## Your goal
The answer must be every line of the records below that contains the word "this", copied out.

## Exercise materials

========================================================================

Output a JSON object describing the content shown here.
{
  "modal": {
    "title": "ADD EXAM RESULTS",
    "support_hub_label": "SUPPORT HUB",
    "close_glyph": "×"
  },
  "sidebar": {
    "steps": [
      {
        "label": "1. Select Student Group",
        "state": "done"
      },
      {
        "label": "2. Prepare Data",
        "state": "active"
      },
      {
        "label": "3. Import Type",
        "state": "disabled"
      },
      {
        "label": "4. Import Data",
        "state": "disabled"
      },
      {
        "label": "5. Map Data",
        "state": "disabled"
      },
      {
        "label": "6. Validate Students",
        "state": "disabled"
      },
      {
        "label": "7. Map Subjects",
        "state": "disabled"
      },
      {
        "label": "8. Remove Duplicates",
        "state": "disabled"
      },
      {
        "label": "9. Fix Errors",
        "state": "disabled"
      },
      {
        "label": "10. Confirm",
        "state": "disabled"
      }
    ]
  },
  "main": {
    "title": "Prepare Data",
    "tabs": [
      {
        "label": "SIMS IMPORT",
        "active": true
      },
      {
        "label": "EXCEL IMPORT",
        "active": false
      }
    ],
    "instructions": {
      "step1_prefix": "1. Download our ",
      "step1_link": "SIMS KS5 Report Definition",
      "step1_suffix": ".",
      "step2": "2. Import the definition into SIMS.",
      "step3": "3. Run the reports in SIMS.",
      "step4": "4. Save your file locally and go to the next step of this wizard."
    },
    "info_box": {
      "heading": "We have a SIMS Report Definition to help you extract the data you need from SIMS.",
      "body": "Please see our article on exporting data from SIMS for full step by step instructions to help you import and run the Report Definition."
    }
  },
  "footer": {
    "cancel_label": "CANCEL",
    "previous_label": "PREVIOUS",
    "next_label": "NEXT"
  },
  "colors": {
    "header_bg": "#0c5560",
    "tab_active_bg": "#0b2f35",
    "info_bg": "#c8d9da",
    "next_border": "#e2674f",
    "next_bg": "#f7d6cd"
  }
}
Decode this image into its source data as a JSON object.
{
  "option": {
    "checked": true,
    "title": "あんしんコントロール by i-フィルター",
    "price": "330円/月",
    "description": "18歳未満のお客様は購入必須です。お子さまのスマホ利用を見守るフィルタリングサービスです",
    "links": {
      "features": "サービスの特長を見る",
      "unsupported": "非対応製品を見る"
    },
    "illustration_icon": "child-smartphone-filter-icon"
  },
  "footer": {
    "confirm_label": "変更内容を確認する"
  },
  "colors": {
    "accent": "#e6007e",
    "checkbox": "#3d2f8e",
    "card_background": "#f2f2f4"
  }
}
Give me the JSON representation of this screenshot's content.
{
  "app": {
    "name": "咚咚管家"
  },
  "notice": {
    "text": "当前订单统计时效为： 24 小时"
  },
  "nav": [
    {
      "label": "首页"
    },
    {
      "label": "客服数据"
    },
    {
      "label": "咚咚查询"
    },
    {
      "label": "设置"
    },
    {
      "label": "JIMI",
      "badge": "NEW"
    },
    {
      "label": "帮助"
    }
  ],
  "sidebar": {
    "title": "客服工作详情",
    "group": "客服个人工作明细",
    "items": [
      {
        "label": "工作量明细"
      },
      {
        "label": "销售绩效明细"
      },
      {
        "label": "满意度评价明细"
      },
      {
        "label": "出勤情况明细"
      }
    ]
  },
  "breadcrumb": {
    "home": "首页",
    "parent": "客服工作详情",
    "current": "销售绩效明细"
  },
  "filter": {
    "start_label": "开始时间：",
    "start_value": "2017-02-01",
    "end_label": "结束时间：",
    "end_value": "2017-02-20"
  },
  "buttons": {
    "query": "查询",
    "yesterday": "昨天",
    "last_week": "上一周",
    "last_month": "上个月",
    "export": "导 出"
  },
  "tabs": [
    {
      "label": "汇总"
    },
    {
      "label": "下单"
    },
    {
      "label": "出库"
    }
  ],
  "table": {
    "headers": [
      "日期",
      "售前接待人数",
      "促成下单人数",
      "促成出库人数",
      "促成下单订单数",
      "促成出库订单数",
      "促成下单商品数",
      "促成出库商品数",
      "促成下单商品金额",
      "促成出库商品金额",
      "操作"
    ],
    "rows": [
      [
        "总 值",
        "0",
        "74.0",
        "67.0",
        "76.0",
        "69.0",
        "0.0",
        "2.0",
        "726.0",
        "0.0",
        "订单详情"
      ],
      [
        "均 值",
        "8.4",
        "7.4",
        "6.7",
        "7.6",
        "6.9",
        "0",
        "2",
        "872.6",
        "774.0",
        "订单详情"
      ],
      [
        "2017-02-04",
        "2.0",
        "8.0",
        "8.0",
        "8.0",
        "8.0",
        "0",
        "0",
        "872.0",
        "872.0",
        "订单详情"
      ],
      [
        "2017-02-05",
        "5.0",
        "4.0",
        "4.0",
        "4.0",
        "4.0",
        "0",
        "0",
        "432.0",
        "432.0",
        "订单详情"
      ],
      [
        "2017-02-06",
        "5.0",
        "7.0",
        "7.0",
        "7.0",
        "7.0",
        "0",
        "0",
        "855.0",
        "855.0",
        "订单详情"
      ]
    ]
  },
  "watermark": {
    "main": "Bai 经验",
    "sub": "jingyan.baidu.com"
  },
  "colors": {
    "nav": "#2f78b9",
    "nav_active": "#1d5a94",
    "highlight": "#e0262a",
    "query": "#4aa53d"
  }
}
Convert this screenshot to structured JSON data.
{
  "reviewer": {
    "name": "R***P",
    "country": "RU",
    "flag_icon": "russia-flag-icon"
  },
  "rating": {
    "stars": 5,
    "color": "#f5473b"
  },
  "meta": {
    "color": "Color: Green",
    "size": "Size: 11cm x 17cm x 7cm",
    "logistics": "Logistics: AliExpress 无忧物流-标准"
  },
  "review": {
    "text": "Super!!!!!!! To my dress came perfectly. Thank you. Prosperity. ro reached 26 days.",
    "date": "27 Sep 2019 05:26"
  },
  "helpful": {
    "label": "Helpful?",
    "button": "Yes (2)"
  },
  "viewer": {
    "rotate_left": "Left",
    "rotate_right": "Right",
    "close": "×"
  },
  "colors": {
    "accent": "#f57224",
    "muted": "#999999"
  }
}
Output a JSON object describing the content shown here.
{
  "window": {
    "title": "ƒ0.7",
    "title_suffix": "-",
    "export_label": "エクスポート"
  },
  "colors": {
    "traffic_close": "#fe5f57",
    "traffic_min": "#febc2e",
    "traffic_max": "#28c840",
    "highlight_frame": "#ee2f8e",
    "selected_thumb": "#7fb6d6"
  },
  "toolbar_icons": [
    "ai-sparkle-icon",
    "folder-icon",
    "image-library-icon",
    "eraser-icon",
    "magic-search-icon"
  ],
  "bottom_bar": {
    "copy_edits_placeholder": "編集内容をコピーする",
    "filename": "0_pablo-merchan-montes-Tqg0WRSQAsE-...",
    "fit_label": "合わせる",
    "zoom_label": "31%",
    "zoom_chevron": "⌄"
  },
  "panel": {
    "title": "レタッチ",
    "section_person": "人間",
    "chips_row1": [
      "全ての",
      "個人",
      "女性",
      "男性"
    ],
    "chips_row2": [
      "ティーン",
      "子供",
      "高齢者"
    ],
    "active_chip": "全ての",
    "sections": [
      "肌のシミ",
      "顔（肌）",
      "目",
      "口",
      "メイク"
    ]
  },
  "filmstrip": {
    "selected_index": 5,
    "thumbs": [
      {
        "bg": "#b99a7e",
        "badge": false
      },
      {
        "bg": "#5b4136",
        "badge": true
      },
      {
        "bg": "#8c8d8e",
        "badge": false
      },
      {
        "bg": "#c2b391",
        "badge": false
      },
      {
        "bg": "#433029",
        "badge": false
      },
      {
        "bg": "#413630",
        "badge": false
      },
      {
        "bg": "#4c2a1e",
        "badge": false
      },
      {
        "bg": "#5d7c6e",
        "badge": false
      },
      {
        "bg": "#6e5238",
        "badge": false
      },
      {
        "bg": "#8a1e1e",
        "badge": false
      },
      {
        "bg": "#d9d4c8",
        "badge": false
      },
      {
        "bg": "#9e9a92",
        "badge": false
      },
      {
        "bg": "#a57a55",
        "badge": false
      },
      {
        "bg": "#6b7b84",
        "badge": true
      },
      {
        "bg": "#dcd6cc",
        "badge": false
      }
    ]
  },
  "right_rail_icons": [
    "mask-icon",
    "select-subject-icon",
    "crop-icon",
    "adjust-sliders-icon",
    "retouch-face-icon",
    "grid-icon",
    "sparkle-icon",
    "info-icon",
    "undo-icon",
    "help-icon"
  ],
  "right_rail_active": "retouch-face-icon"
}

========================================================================

## Answer box
      "step4": "4. Save your file locally and go to the next step of this wizard."
Decode this image into its source data as a JSON object.
Give me the JSON representation of this screenshot's content.
Convert this screenshot to structured JSON data.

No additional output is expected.